:: Task details ::
A word-for-word printout of the listing below is needed.

>>

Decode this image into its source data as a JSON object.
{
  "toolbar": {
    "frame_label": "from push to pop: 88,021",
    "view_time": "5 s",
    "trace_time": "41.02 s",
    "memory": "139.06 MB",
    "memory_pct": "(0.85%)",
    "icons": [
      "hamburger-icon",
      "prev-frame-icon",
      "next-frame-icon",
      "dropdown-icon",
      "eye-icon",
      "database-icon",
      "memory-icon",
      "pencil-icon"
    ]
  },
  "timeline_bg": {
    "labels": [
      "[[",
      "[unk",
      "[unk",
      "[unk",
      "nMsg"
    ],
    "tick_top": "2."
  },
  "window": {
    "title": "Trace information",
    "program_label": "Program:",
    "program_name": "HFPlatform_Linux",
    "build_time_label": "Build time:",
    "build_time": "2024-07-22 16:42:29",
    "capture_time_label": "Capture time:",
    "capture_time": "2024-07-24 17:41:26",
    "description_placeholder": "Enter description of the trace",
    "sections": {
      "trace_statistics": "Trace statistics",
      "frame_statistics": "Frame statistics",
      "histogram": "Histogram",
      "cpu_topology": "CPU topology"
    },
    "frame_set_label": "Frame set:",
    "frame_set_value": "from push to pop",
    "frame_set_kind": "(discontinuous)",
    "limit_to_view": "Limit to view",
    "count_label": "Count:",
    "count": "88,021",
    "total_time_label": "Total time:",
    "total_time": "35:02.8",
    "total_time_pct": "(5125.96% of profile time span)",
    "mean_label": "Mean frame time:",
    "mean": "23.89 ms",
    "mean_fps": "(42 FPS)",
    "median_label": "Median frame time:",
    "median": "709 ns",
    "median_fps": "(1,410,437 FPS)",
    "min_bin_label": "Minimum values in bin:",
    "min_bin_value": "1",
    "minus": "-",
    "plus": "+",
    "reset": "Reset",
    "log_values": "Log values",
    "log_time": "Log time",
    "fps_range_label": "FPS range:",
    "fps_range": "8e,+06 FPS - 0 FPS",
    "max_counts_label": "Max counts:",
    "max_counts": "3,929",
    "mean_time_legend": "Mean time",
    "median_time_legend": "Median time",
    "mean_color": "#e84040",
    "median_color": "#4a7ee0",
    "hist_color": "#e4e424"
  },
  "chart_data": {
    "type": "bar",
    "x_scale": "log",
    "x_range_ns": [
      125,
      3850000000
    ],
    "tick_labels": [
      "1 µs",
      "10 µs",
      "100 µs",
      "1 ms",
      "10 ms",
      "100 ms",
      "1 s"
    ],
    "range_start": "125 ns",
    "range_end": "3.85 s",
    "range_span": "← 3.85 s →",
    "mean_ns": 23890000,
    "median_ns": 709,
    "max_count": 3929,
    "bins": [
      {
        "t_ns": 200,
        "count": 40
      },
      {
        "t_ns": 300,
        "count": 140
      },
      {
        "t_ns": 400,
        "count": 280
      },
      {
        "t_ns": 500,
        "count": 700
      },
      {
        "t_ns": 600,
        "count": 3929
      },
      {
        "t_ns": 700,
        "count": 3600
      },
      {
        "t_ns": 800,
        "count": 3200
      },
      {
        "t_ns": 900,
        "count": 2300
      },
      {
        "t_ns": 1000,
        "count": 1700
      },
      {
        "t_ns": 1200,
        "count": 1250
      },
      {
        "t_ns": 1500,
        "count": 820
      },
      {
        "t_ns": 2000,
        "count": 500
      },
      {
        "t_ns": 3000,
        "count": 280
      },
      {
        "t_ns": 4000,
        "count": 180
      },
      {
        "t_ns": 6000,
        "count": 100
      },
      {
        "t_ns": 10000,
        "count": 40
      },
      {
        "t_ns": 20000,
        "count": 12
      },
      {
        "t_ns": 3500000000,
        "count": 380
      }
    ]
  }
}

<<

:: Answer below ::
Decode this image into its source data as a JSON object.
{
  "toolbar": {
    "frame_label": "from push to pop: 88,021",
    "view_time": "5 s",
    "trace_time": "41.02 s",
    "memory": "139.06 MB",
    "memory_pct": "(0.85%)",
    "icons": [
      "hamburger-icon",
      "prev-frame-icon",
      "next-frame-icon",
      "dropdown-icon",
      "eye-icon",
      "database-icon",
      "memory-icon",
      "pencil-icon"
    ]
  },
  "timeline_bg": {
    "labels": [
      "[[",
      "[unk",
      "[unk",
      "[unk",
      "nMsg"
    ],
    "tick_top": "2."
  },
  "window": {
    "title": "Trace information",
    "program_label": "Program:",
    "program_name": "HFPlatform_Linux",
    "build_time_label": "Build time:",
    "build_time": "2024-07-22 16:42:29",
    "capture_time_label": "Capture time:",
    "capture_time": "2024-07-24 17:41:26",
    "description_placeholder": "Enter description of the trace",
    "sections": {
      "trace_statistics": "Trace statistics",
      "frame_statistics": "Frame statistics",
      "histogram": "Histogram",
      "cpu_topology": "CPU topology"
    },
    "frame_set_label": "Frame set:",
    "frame_set_value": "from push to pop",
    "frame_set_kind": "(discontinuous)",
    "limit_to_view": "Limit to view",
    "count_label": "Count:",
    "count": "88,021",
    "total_time_label": "Total time:",
    "total_time": "35:02.8",
    "total_time_pct": "(5125.96% of profile time span)",
    "mean_label": "Mean frame time:",
    "mean": "23.89 ms",
    "mean_fps": "(42 FPS)",
    "median_label": "Median frame time:",
    "median": "709 ns",
    "median_fps": "(1,410,437 FPS)",
    "min_bin_label": "Minimum values in bin:",
    "min_bin_value": "1",
    "minus": "-",
    "plus": "+",
    "reset": "Reset",
    "log_values": "Log values",
    "log_time": "Log time",
    "fps_range_label": "FPS range:",
    "fps_range": "8e,+06 FPS - 0 FPS",
    "max_counts_label": "Max counts:",
    "max_counts": "3,929",
    "mean_time_legend": "Mean time",
    "median_time_legend": "Median time",
    "mean_color": "#e84040",
    "median_color": "#4a7ee0",
    "hist_color": "#e4e424"
  },
  "chart_data": {
    "type": "bar",
    "x_scale": "log",
    "x_range_ns": [
      125,
      3850000000
    ],
    "tick_labels": [
      "1 µs",
      "10 µs",
      "100 µs",
      "1 ms",
      "10 ms",
      "100 ms",
      "1 s"
    ],
    "range_start": "125 ns",
    "range_end": "3.85 s",
    "range_span": "← 3.85 s →",
    "mean_ns": 23890000,
    "median_ns": 709,
    "max_count": 3929,
    "bins": [
      {
        "t_ns": 200,
        "count": 40
      },
      {
        "t_ns": 300,
        "count": 140
      },
      {
        "t_ns": 400,
        "count": 280
      },
      {
        "t_ns": 500,
        "count": 700
      },
      {
        "t_ns": 600,
        "count": 3929
      },
      {
        "t_ns": 700,
        "count": 3600
      },
      {
        "t_ns": 800,
        "count": 3200
      },
      {
        "t_ns": 900,
        "count": 2300
      },
      {
        "t_ns": 1000,
        "count": 1700
      },
      {
        "t_ns": 1200,
        "count": 1250
      },
      {
        "t_ns": 1500,
        "count": 820
      },
      {
        "t_ns": 2000,
        "count": 500
      },
      {
        "t_ns": 3000,
        "count": 280
      },
      {
        "t_ns": 4000,
        "count": 180
      },
      {
        "t_ns": 6000,
        "count": 100
      },
      {
        "t_ns": 10000,
        "count": 40
      },
      {
        "t_ns": 20000,
        "count": 12
      },
      {
        "t_ns": 3500000000,
        "count": 380
      }
    ]
  }
}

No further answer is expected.